(Excerpts from a dataset)
>>>
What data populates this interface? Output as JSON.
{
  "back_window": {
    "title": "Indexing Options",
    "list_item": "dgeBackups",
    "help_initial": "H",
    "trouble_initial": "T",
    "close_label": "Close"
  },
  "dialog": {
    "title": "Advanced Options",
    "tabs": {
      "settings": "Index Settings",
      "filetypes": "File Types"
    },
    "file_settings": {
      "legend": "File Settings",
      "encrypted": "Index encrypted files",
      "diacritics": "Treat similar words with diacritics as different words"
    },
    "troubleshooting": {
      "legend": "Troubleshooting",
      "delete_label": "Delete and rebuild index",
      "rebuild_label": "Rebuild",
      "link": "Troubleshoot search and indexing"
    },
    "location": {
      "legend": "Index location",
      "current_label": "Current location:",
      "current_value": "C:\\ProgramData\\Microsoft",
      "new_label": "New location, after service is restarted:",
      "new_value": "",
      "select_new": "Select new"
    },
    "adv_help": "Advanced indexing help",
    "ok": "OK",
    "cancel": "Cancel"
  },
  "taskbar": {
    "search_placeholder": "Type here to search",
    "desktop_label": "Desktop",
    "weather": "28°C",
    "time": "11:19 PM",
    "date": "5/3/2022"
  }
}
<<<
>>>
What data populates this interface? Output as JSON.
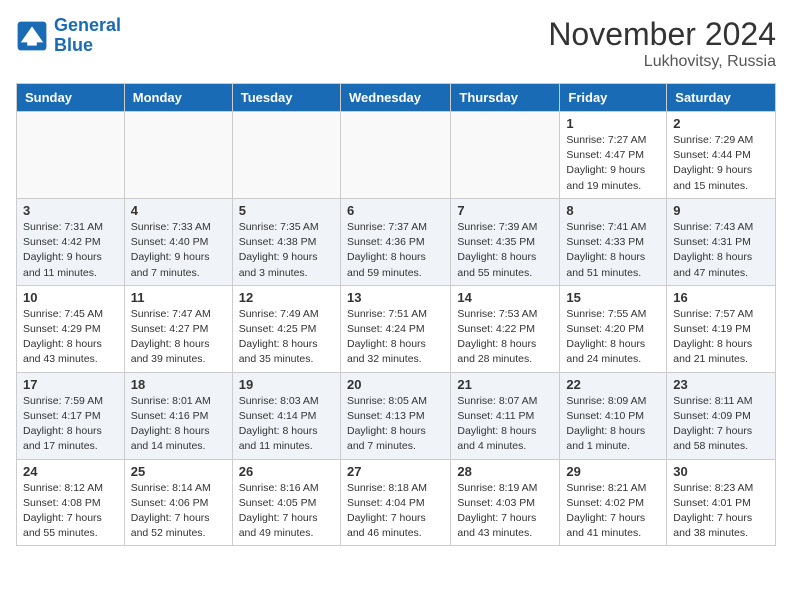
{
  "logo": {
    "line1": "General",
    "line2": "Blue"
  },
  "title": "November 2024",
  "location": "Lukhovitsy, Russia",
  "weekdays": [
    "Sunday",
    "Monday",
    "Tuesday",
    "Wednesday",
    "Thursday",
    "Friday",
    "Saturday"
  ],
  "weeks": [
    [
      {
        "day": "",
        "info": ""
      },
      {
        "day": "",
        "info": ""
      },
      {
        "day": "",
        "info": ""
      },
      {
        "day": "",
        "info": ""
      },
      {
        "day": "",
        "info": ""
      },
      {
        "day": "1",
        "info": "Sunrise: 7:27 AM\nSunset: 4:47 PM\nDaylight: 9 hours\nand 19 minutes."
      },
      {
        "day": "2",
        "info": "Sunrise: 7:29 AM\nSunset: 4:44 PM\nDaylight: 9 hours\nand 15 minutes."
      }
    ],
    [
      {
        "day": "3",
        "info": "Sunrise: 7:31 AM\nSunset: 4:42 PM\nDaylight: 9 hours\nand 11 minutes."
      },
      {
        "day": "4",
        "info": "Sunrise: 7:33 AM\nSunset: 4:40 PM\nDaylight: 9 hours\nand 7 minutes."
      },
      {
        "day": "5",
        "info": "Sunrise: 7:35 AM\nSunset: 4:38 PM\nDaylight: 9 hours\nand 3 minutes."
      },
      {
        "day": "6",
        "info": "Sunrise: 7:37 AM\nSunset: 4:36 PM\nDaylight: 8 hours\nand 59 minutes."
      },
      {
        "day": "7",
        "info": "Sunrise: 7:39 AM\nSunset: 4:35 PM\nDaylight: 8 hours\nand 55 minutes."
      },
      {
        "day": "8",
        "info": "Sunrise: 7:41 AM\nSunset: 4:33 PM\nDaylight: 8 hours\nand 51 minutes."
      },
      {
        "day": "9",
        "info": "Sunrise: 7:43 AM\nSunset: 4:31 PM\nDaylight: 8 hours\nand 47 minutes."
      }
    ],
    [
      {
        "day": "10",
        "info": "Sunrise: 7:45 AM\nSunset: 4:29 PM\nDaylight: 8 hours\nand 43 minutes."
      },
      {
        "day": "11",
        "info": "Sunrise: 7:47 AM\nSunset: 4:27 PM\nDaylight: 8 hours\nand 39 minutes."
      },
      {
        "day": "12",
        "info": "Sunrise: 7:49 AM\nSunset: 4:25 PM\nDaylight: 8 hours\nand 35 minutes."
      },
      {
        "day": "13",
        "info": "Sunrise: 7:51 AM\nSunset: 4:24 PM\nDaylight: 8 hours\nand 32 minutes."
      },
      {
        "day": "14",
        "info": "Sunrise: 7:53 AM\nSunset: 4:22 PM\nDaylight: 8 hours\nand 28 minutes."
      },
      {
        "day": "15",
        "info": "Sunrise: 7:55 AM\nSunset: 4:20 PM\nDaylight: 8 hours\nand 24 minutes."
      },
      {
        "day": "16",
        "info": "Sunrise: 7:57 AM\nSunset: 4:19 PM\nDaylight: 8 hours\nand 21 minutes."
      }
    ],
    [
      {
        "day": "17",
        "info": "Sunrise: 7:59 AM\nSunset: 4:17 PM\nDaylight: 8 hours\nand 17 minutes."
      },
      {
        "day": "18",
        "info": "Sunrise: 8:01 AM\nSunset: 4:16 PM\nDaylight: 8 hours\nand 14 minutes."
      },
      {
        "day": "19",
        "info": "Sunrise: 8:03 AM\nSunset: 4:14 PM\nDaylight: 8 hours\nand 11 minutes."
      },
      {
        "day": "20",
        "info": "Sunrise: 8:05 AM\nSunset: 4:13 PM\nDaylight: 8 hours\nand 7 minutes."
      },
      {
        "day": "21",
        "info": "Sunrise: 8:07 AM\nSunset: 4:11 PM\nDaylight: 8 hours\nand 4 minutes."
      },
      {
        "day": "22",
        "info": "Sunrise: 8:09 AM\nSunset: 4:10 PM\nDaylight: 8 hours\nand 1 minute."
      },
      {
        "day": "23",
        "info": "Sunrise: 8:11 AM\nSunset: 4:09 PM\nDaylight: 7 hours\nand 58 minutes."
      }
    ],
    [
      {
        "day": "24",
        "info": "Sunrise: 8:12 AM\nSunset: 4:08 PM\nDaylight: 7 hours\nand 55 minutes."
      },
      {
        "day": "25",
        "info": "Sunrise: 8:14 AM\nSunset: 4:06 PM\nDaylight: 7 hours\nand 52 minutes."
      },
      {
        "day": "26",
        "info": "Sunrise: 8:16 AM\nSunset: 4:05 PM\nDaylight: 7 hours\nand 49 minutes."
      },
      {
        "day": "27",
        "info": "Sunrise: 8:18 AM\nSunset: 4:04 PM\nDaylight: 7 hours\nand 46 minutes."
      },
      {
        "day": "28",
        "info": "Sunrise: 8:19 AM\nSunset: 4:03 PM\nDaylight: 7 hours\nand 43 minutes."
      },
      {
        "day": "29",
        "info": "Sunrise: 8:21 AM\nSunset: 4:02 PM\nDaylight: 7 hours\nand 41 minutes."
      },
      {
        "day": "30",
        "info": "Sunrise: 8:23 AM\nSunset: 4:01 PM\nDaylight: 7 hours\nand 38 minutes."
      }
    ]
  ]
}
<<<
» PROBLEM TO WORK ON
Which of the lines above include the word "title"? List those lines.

» YOUR SOLUTION
    "title": "Indexing Options",
    "title": "Advanced Options",
  "title": "November 2024",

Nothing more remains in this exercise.